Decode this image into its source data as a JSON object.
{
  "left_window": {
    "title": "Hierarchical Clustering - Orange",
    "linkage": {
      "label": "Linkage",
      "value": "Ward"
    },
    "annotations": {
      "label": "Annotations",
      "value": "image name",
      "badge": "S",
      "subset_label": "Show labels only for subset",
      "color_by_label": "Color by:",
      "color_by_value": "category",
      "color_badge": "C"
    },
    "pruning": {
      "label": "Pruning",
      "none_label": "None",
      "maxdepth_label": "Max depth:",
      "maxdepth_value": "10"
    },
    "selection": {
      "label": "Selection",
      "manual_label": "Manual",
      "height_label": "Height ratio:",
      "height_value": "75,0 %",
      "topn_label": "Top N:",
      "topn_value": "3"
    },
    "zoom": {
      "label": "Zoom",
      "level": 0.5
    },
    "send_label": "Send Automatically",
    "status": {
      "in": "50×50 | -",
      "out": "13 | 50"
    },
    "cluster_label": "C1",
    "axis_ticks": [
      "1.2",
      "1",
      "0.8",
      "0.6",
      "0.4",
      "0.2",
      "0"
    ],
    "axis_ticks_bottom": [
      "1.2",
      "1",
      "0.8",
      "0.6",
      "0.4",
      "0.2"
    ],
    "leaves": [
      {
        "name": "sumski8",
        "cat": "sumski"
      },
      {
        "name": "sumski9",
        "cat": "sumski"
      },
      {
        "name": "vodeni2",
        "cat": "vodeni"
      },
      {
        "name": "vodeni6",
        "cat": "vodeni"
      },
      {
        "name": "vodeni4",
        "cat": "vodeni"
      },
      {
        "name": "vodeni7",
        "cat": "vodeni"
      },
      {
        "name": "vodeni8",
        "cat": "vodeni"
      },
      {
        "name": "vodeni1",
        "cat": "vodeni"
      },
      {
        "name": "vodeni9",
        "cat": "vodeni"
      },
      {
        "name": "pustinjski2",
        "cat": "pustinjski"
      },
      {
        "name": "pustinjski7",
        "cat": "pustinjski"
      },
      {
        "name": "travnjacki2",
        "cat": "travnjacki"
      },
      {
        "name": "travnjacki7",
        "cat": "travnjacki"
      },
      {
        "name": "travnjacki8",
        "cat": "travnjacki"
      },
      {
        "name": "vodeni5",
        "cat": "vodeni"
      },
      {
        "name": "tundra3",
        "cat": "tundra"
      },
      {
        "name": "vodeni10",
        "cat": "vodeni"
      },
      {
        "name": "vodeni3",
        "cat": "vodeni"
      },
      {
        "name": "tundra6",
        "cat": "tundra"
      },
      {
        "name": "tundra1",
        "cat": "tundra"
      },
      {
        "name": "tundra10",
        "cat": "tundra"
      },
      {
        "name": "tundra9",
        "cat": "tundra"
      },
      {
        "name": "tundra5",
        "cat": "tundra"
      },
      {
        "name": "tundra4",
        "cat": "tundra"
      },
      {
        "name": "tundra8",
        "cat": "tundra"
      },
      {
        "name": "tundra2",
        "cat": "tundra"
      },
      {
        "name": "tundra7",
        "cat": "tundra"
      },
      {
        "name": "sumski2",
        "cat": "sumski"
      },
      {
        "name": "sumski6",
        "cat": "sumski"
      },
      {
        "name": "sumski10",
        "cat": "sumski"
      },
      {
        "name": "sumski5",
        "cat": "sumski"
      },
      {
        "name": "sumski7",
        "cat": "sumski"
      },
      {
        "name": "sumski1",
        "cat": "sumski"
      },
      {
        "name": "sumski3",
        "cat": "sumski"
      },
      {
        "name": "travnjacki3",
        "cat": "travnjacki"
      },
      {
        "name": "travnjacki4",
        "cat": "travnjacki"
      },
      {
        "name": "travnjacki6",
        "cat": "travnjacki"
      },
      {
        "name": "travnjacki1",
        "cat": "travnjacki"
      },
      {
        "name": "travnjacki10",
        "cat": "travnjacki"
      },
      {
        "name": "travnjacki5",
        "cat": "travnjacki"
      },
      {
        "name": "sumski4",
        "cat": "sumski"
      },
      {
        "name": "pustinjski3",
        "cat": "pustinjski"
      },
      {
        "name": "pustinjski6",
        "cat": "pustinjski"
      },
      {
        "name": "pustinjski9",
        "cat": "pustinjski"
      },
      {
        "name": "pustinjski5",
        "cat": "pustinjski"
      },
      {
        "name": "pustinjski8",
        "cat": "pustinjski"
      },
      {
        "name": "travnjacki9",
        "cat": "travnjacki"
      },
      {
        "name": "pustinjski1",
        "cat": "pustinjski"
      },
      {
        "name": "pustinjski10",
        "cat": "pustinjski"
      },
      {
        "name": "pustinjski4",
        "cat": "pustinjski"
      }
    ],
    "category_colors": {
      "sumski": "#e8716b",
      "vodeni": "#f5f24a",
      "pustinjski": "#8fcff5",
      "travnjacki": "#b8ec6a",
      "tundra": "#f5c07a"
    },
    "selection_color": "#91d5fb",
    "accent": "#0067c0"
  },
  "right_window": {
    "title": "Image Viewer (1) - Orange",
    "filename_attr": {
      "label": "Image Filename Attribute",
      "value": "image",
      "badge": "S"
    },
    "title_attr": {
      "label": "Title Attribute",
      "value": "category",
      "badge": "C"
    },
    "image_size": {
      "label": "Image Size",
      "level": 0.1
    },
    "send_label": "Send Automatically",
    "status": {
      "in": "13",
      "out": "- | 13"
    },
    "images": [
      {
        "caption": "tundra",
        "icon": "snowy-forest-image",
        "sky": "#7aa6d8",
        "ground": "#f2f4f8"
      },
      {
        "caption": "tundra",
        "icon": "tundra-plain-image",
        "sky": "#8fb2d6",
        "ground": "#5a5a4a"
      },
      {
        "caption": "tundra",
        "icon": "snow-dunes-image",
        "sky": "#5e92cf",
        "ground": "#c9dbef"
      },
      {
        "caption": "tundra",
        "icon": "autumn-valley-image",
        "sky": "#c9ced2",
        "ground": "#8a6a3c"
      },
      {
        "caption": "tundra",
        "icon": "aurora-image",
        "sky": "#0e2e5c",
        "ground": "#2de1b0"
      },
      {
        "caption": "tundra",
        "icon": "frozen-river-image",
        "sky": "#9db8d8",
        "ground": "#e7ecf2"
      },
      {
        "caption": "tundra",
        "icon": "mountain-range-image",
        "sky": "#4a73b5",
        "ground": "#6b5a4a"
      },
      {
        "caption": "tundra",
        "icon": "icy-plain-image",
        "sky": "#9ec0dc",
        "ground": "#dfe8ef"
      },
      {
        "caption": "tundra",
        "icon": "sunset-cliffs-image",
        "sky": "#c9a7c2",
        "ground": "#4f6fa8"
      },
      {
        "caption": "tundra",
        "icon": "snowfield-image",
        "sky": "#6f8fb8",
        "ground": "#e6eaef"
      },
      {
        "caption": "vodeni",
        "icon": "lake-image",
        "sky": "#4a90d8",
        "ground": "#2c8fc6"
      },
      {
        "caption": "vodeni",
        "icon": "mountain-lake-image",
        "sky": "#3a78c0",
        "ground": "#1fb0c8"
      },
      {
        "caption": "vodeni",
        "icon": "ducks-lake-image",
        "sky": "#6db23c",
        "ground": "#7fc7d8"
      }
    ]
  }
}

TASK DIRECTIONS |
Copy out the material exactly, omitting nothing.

SOLUTION FOR THIS PROBLEM |
Decode this image into its source data as a JSON object.
{
  "left_window": {
    "title": "Hierarchical Clustering - Orange",
    "linkage": {
      "label": "Linkage",
      "value": "Ward"
    },
    "annotations": {
      "label": "Annotations",
      "value": "image name",
      "badge": "S",
      "subset_label": "Show labels only for subset",
      "color_by_label": "Color by:",
      "color_by_value": "category",
      "color_badge": "C"
    },
    "pruning": {
      "label": "Pruning",
      "none_label": "None",
      "maxdepth_label": "Max depth:",
      "maxdepth_value": "10"
    },
    "selection": {
      "label": "Selection",
      "manual_label": "Manual",
      "height_label": "Height ratio:",
      "height_value": "75,0 %",
      "topn_label": "Top N:",
      "topn_value": "3"
    },
    "zoom": {
      "label": "Zoom",
      "level": 0.5
    },
    "send_label": "Send Automatically",
    "status": {
      "in": "50×50 | -",
      "out": "13 | 50"
    },
    "cluster_label": "C1",
    "axis_ticks": [
      "1.2",
      "1",
      "0.8",
      "0.6",
      "0.4",
      "0.2",
      "0"
    ],
    "axis_ticks_bottom": [
      "1.2",
      "1",
      "0.8",
      "0.6",
      "0.4",
      "0.2"
    ],
    "leaves": [
      {
        "name": "sumski8",
        "cat": "sumski"
      },
      {
        "name": "sumski9",
        "cat": "sumski"
      },
      {
        "name": "vodeni2",
        "cat": "vodeni"
      },
      {
        "name": "vodeni6",
        "cat": "vodeni"
      },
      {
        "name": "vodeni4",
        "cat": "vodeni"
      },
      {
        "name": "vodeni7",
        "cat": "vodeni"
      },
      {
        "name": "vodeni8",
        "cat": "vodeni"
      },
      {
        "name": "vodeni1",
        "cat": "vodeni"
      },
      {
        "name": "vodeni9",
        "cat": "vodeni"
      },
      {
        "name": "pustinjski2",
        "cat": "pustinjski"
      },
      {
        "name": "pustinjski7",
        "cat": "pustinjski"
      },
      {
        "name": "travnjacki2",
        "cat": "travnjacki"
      },
      {
        "name": "travnjacki7",
        "cat": "travnjacki"
      },
      {
        "name": "travnjacki8",
        "cat": "travnjacki"
      },
      {
        "name": "vodeni5",
        "cat": "vodeni"
      },
      {
        "name": "tundra3",
        "cat": "tundra"
      },
      {
        "name": "vodeni10",
        "cat": "vodeni"
      },
      {
        "name": "vodeni3",
        "cat": "vodeni"
      },
      {
        "name": "tundra6",
        "cat": "tundra"
      },
      {
        "name": "tundra1",
        "cat": "tundra"
      },
      {
        "name": "tundra10",
        "cat": "tundra"
      },
      {
        "name": "tundra9",
        "cat": "tundra"
      },
      {
        "name": "tundra5",
        "cat": "tundra"
      },
      {
        "name": "tundra4",
        "cat": "tundra"
      },
      {
        "name": "tundra8",
        "cat": "tundra"
      },
      {
        "name": "tundra2",
        "cat": "tundra"
      },
      {
        "name": "tundra7",
        "cat": "tundra"
      },
      {
        "name": "sumski2",
        "cat": "sumski"
      },
      {
        "name": "sumski6",
        "cat": "sumski"
      },
      {
        "name": "sumski10",
        "cat": "sumski"
      },
      {
        "name": "sumski5",
        "cat": "sumski"
      },
      {
        "name": "sumski7",
        "cat": "sumski"
      },
      {
        "name": "sumski1",
        "cat": "sumski"
      },
      {
        "name": "sumski3",
        "cat": "sumski"
      },
      {
        "name": "travnjacki3",
        "cat": "travnjacki"
      },
      {
        "name": "travnjacki4",
        "cat": "travnjacki"
      },
      {
        "name": "travnjacki6",
        "cat": "travnjacki"
      },
      {
        "name": "travnjacki1",
        "cat": "travnjacki"
      },
      {
        "name": "travnjacki10",
        "cat": "travnjacki"
      },
      {
        "name": "travnjacki5",
        "cat": "travnjacki"
      },
      {
        "name": "sumski4",
        "cat": "sumski"
      },
      {
        "name": "pustinjski3",
        "cat": "pustinjski"
      },
      {
        "name": "pustinjski6",
        "cat": "pustinjski"
      },
      {
        "name": "pustinjski9",
        "cat": "pustinjski"
      },
      {
        "name": "pustinjski5",
        "cat": "pustinjski"
      },
      {
        "name": "pustinjski8",
        "cat": "pustinjski"
      },
      {
        "name": "travnjacki9",
        "cat": "travnjacki"
      },
      {
        "name": "pustinjski1",
        "cat": "pustinjski"
      },
      {
        "name": "pustinjski10",
        "cat": "pustinjski"
      },
      {
        "name": "pustinjski4",
        "cat": "pustinjski"
      }
    ],
    "category_colors": {
      "sumski": "#e8716b",
      "vodeni": "#f5f24a",
      "pustinjski": "#8fcff5",
      "travnjacki": "#b8ec6a",
      "tundra": "#f5c07a"
    },
    "selection_color": "#91d5fb",
    "accent": "#0067c0"
  },
  "right_window": {
    "title": "Image Viewer (1) - Orange",
    "filename_attr": {
      "label": "Image Filename Attribute",
      "value": "image",
      "badge": "S"
    },
    "title_attr": {
      "label": "Title Attribute",
      "value": "category",
      "badge": "C"
    },
    "image_size": {
      "label": "Image Size",
      "level": 0.1
    },
    "send_label": "Send Automatically",
    "status": {
      "in": "13",
      "out": "- | 13"
    },
    "images": [
      {
        "caption": "tundra",
        "icon": "snowy-forest-image",
        "sky": "#7aa6d8",
        "ground": "#f2f4f8"
      },
      {
        "caption": "tundra",
        "icon": "tundra-plain-image",
        "sky": "#8fb2d6",
        "ground": "#5a5a4a"
      },
      {
        "caption": "tundra",
        "icon": "snow-dunes-image",
        "sky": "#5e92cf",
        "ground": "#c9dbef"
      },
      {
        "caption": "tundra",
        "icon": "autumn-valley-image",
        "sky": "#c9ced2",
        "ground": "#8a6a3c"
      },
      {
        "caption": "tundra",
        "icon": "aurora-image",
        "sky": "#0e2e5c",
        "ground": "#2de1b0"
      },
      {
        "caption": "tundra",
        "icon": "frozen-river-image",
        "sky": "#9db8d8",
        "ground": "#e7ecf2"
      },
      {
        "caption": "tundra",
        "icon": "mountain-range-image",
        "sky": "#4a73b5",
        "ground": "#6b5a4a"
      },
      {
        "caption": "tundra",
        "icon": "icy-plain-image",
        "sky": "#9ec0dc",
        "ground": "#dfe8ef"
      },
      {
        "caption": "tundra",
        "icon": "sunset-cliffs-image",
        "sky": "#c9a7c2",
        "ground": "#4f6fa8"
      },
      {
        "caption": "tundra",
        "icon": "snowfield-image",
        "sky": "#6f8fb8",
        "ground": "#e6eaef"
      },
      {
        "caption": "vodeni",
        "icon": "lake-image",
        "sky": "#4a90d8",
        "ground": "#2c8fc6"
      },
      {
        "caption": "vodeni",
        "icon": "mountain-lake-image",
        "sky": "#3a78c0",
        "ground": "#1fb0c8"
      },
      {
        "caption": "vodeni",
        "icon": "ducks-lake-image",
        "sky": "#6db23c",
        "ground": "#7fc7d8"
      }
    ]
  }
}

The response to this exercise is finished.